For performance reasons early PC software would address some adaptersdirectly; the video adapter being the most obvious example. Some highlyintegrated SOCs have an ISA bus and allow for the use of a specificexample of a video card/chip if it proves necessary.
However, modern PCI video adapters are much faster than their ISAcounterparts, so if at all possible rewriting the software to use theBIOS or DOS system calls will typically give all the performancenecessary and a huge increase in cross adapter compatibility.
In a slightly more esoteric hardware dependency, software thataccesses hardware I/O ports directly, but assuming a very slow (5MHz)CPU may fail to allow enough time between port accesses when run on amuch faster CPU.
This is not a problem on the PCI bus, but only on 8 and 16-bit ISAbus accesses. Assuming the source code is not available additionaldelays can sometimes be accomplished through patching code, adding waitstates etc.
'Special' adapter dependencies
Assuming the adapter can be plugged into any normal PC expansion bus orport, most SOCs can probably accommodate installation and use. Theytypically support 8 and 16-bit ISA bus, 32-bit PCI bus, 2 serial ports,a multi mode parallel port(SPP, EPP and ECP) all with normal BIOSinterfaces as well as driver support in Windows 3x, 9x and Linux aswell as most x86 compatible RTOS.
Upgrading any design to use a new CPU has its risks. Choosing the CPUis often the first task and deciding whether to retain the x86architecture or switch to a RISC architecture can have significantimpact on software porting and verification.
The software risks associated with upgrading a legacy x86 design canbe significantly reduced by staying with the x86 architecture. Hardwarerisks can also be dramatically reduced by selecting a highly integratedSystem-on-a-Chip that minimizes the possibility of future redesigns dueto processor support chips becoming unavailable.
Finally, by selecting a CPU that is supported by or in some casescomes with fully implemented BIOS, another major stumbling block can beavoided.

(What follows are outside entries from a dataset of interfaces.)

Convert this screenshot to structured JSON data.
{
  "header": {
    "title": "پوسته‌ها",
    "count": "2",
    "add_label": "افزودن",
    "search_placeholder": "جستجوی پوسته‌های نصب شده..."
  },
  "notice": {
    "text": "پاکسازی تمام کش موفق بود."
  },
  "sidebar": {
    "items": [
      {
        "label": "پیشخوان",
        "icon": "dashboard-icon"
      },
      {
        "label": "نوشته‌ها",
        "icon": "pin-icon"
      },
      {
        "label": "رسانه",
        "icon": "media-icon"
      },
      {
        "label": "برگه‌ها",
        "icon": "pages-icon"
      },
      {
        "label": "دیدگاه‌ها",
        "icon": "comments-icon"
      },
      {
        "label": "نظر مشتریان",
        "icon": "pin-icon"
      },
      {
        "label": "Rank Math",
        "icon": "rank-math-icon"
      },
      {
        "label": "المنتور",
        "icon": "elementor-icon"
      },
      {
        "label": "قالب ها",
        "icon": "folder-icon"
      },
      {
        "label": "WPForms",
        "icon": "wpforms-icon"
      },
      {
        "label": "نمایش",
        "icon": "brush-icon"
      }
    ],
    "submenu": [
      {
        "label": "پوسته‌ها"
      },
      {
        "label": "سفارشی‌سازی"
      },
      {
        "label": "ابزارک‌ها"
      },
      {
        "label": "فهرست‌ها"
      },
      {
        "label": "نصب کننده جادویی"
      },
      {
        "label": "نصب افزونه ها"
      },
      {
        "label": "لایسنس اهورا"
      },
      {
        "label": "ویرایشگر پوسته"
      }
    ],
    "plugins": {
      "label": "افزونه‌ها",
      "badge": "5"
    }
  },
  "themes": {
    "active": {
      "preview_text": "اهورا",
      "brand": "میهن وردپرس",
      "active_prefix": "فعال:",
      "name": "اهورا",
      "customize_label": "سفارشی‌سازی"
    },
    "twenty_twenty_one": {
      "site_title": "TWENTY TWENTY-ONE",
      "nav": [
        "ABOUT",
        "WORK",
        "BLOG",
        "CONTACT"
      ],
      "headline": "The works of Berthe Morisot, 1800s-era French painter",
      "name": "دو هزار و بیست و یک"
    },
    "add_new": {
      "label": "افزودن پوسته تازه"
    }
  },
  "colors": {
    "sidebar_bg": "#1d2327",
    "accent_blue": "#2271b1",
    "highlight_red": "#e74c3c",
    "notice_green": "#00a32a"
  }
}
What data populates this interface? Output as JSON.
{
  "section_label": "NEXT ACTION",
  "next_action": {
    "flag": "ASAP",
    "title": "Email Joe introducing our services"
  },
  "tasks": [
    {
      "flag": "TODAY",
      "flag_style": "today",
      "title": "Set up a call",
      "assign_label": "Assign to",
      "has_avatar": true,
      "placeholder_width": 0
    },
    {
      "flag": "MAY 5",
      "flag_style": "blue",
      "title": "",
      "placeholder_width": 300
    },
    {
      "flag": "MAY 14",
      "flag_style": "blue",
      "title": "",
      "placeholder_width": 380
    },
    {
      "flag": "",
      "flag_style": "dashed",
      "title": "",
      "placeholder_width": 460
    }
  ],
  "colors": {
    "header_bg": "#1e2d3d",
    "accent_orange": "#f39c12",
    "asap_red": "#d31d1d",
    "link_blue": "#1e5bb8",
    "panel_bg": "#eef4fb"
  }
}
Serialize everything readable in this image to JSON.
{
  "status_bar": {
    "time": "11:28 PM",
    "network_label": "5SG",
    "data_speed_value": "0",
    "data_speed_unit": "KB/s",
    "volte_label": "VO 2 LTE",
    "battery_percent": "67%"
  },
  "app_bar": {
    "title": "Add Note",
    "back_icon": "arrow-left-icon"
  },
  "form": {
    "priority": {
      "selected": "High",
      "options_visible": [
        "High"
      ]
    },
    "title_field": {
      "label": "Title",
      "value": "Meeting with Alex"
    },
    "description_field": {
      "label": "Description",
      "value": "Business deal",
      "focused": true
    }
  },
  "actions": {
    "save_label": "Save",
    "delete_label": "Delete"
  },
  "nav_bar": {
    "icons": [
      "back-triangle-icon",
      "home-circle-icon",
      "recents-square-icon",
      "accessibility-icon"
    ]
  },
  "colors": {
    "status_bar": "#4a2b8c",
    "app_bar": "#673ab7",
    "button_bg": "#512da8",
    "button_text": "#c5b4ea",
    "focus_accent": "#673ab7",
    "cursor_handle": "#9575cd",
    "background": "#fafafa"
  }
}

David L. Feldman is the Presidentof ZF Micro Solutions, Inc., inPalo Alto, California where he conceived of an x86 compatible embeddedSystem-on-a-Chip that includes patented FailSafe recovery mechanisms.Prior to founding ZF, Mr. Feldman founded Ampro Computers, Inc. wherehe created the 5¼” EBX form factor for embedded computers andthe PC/104 concept for stackable computer and peripheral modules forembedded applications. He has more than 20 years of experience in theembedded systems market. He may be contacted by e-mail at firstname.lastname@example.org